SURF SCOTER                          1          0          1          0 (probably same bird)
BLACK SCOTER                       1          0           1          1 (probably same bird)
Bufflehead                              0          2           0          1
Common Goldeneye             0          5         21        22
Hooded Merganser               0        14           5          8
Common Merganser             0          3           0          0
Ruddy Duck                           20         2           0        41
Common Loon                        7         9           1          4
Horned Grebe                         1          0          0          1
RED-NECKED GREBE              0          1          0          0

I can’t help but wonder if some of the birds on the lake on Monday would return to Sabattus if a warm spell opens the pond back up, and if it does, I am sure birds from points north might drop in as well as they are frozen out of lakes and rivers.  In other words, the duck-watching season on Sabattus may not be over yet, but I think I will be turning my attention elsewhere unless it warms up dramatically.

Meanwhile, on all of my visits to the two lakes, I added at least a few other stops in between in the hopes of finally finding a really “good” bird in Androscoggin County (away from Sabattus, that is).  Uh…nope.  My only real highlights away from the two lakes were the two Lapland Longspurs on Monday.  My rarity drought in AndroscogginCounty might continue, but the waterbird watching is certainly exceptional.

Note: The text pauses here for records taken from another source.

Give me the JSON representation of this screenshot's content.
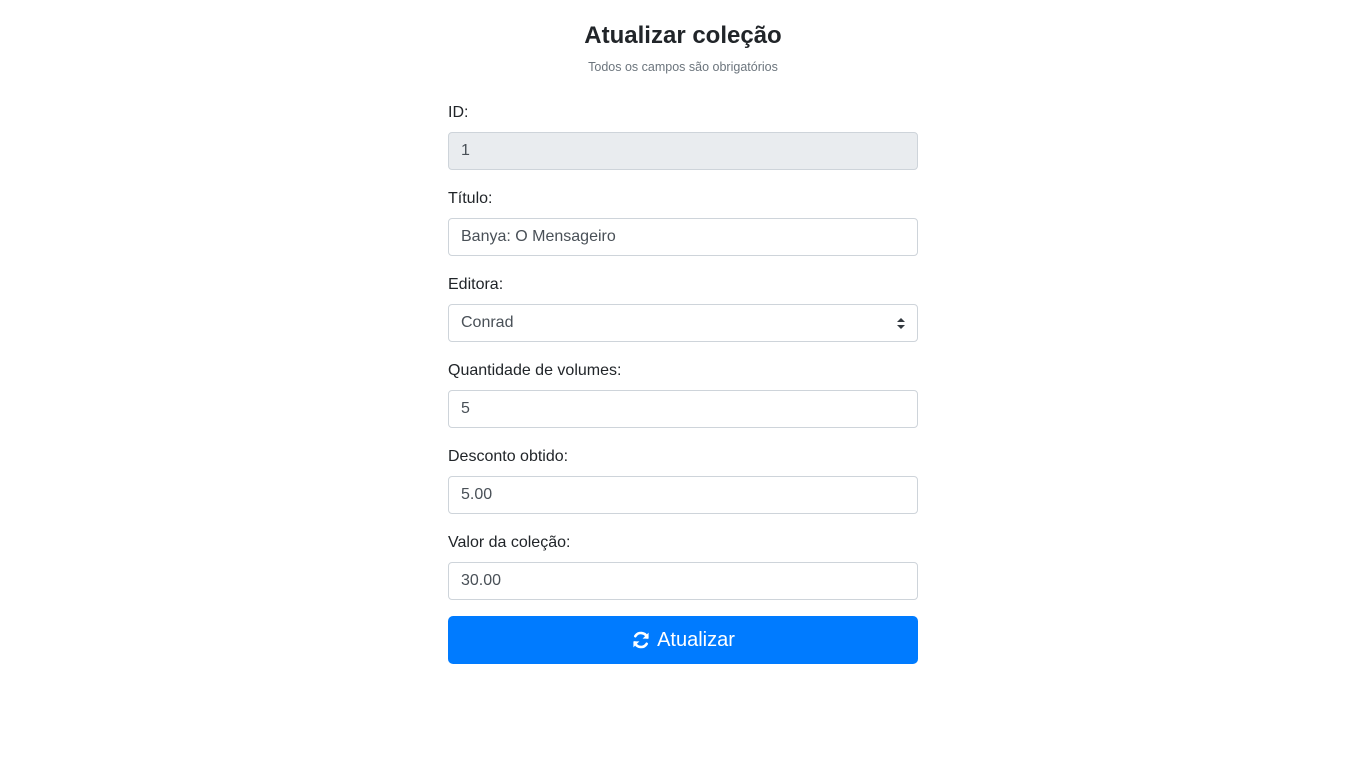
{
  "header": {
    "title": "Atualizar coleção",
    "subtitle": "Todos os campos são obrigatórios"
  },
  "form": {
    "id": {
      "label": "ID:",
      "value": "1"
    },
    "titulo": {
      "label": "Título:",
      "value": "Banya: O Mensageiro"
    },
    "editora": {
      "label": "Editora:",
      "selected": "Conrad"
    },
    "quantidade": {
      "label": "Quantidade de volumes:",
      "value": "5"
    },
    "desconto": {
      "label": "Desconto obtido:",
      "value": "5.00"
    },
    "valor": {
      "label": "Valor da coleção:",
      "value": "30.00"
    }
  },
  "actions": {
    "submit_label": "Atualizar",
    "submit_icon": "refresh-icon"
  },
  "colors": {
    "primary": "#007bff",
    "readonly_bg": "#e9ecef",
    "border": "#ced4da",
    "muted_text": "#6c757d"
  }
}
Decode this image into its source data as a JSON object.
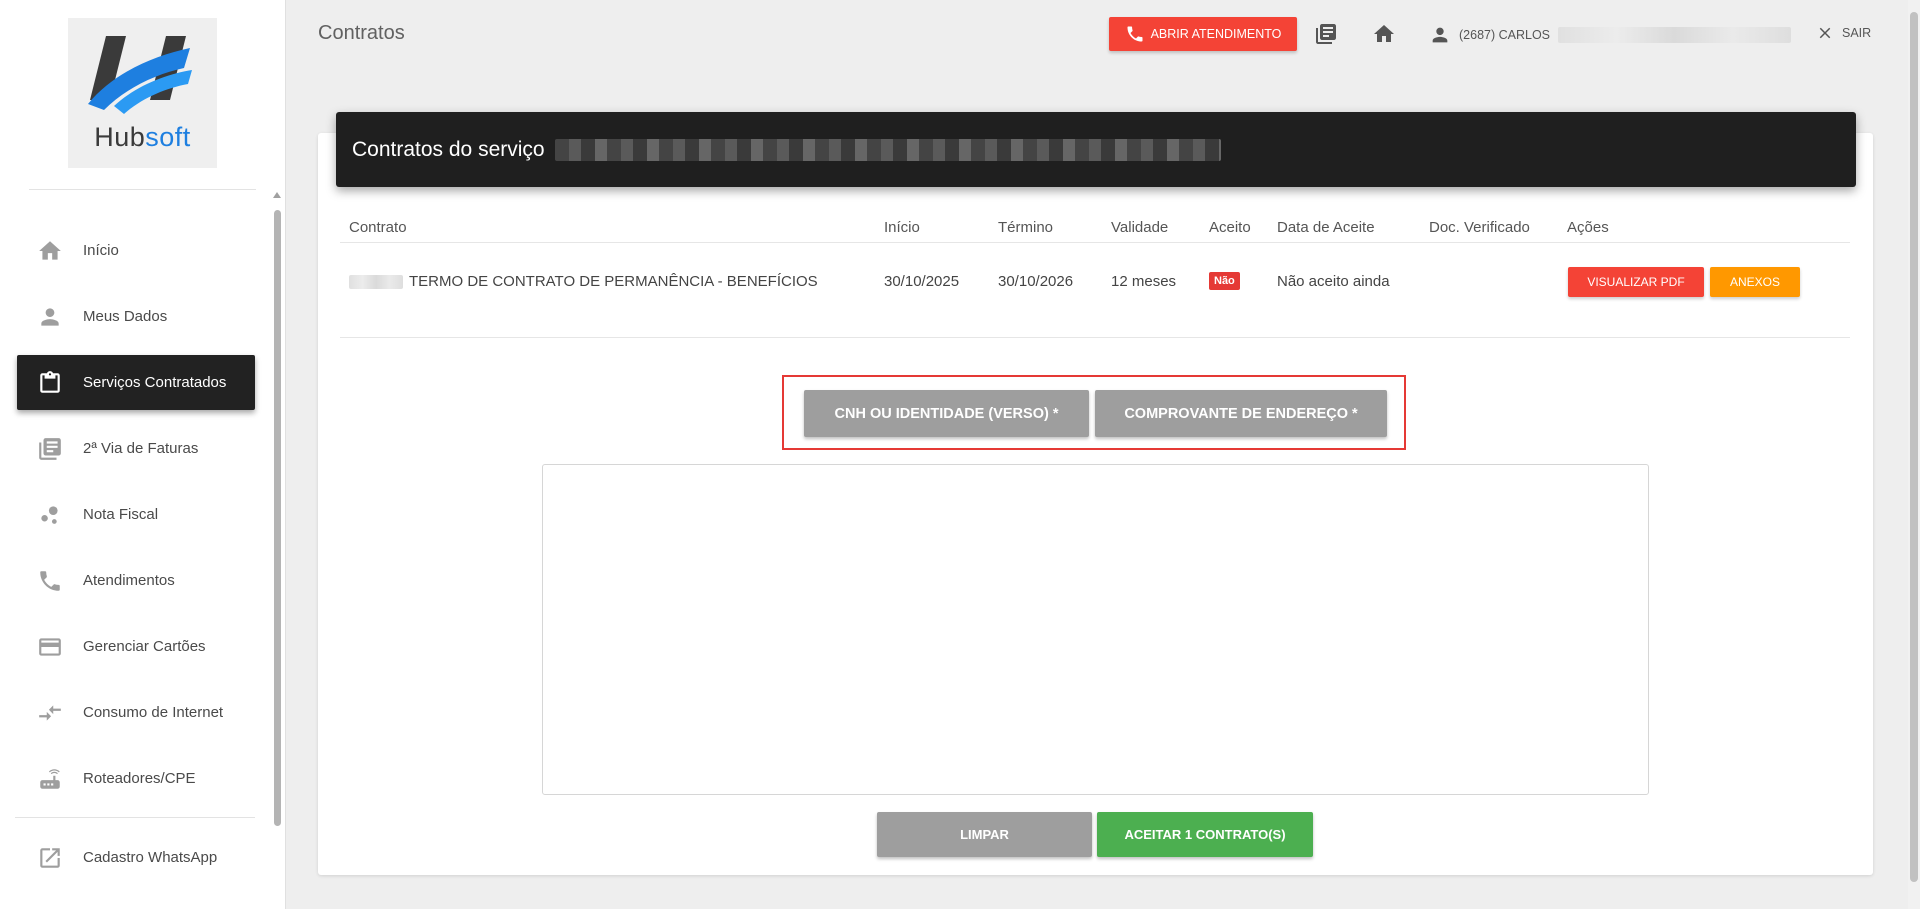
{
  "app": {
    "brand_hub": "Hub",
    "brand_soft": "soft"
  },
  "sidebar": {
    "items": [
      {
        "label": "Início",
        "icon": "home-icon"
      },
      {
        "label": "Meus Dados",
        "icon": "person-icon"
      },
      {
        "label": "Serviços Contratados",
        "icon": "clipboard-icon",
        "active": true
      },
      {
        "label": "2ª Via de Faturas",
        "icon": "invoices-icon"
      },
      {
        "label": "Nota Fiscal",
        "icon": "bubbles-icon"
      },
      {
        "label": "Atendimentos",
        "icon": "phone-icon"
      },
      {
        "label": "Gerenciar Cartões",
        "icon": "credit-card-icon"
      },
      {
        "label": "Consumo de Internet",
        "icon": "arrows-icon"
      },
      {
        "label": "Roteadores/CPE",
        "icon": "router-icon"
      },
      {
        "label": "Cadastro WhatsApp",
        "icon": "external-link-icon"
      }
    ]
  },
  "header": {
    "title": "Contratos",
    "open_ticket_label": "ABRIR ATENDIMENTO",
    "user_label": "(2687) CARLOS",
    "logout_label": "SAIR"
  },
  "card": {
    "title": "Contratos do serviço",
    "columns": [
      "Contrato",
      "Início",
      "Término",
      "Validade",
      "Aceito",
      "Data de Aceite",
      "Doc. Verificado",
      "Ações"
    ],
    "rows": [
      {
        "contract": "TERMO DE CONTRATO DE PERMANÊNCIA - BENEFÍCIOS",
        "start": "30/10/2025",
        "end": "30/10/2026",
        "validity": "12 meses",
        "accepted": "Não",
        "accept_date": "Não aceito ainda",
        "doc_verified": "",
        "pdf_label": "VISUALIZAR PDF",
        "attachments_label": "ANEXOS"
      }
    ],
    "doc_buttons": {
      "id_back": "CNH OU IDENTIDADE (VERSO) *",
      "address_proof": "COMPROVANTE DE ENDEREÇO *"
    },
    "clear_label": "LIMPAR",
    "accept_label": "ACEITAR 1 CONTRATO(S)"
  },
  "colors": {
    "accent_red": "#f44336",
    "accent_orange": "#ff9800",
    "accent_green": "#4caf50",
    "brand_blue": "#1e7fe0",
    "sidebar_active": "#222222"
  }
}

By the way, in a series of spring visits, I have found very, very few ducks on Sabattus Pond, for reasons unknown.  Therefore, other than my annual check on Maine Maple Sunday, I’ll have to anxiously await next October!